How to complete this task: Find every line in the records below that holds the word "cancel", and copy it out.

Dataset records:
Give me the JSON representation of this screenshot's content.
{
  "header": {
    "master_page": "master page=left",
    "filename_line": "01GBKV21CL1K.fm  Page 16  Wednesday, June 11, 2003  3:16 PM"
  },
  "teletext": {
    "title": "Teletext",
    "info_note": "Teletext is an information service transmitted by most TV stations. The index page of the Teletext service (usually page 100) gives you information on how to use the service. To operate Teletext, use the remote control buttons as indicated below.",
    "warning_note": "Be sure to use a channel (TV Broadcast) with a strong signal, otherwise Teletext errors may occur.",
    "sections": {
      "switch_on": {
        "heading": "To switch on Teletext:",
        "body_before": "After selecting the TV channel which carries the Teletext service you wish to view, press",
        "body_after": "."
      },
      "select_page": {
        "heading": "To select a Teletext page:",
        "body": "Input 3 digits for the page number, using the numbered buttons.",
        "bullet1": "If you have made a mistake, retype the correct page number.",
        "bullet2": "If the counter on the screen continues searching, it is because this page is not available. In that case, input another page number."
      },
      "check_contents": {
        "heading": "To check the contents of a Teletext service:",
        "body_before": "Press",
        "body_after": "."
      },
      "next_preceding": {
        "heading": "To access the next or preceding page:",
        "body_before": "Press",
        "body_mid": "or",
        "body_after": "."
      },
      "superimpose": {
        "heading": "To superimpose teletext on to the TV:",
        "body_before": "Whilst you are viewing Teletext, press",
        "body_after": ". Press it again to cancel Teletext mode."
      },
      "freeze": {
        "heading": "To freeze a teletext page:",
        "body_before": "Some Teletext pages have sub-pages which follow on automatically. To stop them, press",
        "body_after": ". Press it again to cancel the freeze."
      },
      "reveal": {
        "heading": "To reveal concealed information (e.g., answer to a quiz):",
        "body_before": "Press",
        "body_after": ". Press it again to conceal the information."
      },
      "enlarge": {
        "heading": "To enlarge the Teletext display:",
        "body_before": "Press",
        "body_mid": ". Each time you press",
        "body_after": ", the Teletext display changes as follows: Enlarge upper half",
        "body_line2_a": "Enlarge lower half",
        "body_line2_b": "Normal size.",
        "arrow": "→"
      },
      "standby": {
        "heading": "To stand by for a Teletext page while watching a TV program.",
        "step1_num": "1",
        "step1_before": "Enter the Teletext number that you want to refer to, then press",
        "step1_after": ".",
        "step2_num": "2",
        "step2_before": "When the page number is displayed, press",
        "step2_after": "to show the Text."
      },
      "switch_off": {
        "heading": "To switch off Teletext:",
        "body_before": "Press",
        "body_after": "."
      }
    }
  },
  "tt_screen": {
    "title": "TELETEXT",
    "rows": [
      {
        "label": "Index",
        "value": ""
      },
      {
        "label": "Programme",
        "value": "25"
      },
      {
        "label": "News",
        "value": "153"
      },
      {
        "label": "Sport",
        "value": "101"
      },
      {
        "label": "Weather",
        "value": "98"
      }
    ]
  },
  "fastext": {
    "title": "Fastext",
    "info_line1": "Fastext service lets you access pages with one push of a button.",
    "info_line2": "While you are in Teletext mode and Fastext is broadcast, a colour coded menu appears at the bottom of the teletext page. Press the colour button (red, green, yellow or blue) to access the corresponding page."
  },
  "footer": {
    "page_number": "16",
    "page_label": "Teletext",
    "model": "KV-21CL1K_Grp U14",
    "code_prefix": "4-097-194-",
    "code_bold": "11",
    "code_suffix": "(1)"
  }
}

Task solution:
        "body_after": ". Press it again to cancel Teletext mode."
        "body_after": ". Press it again to cancel the freeze."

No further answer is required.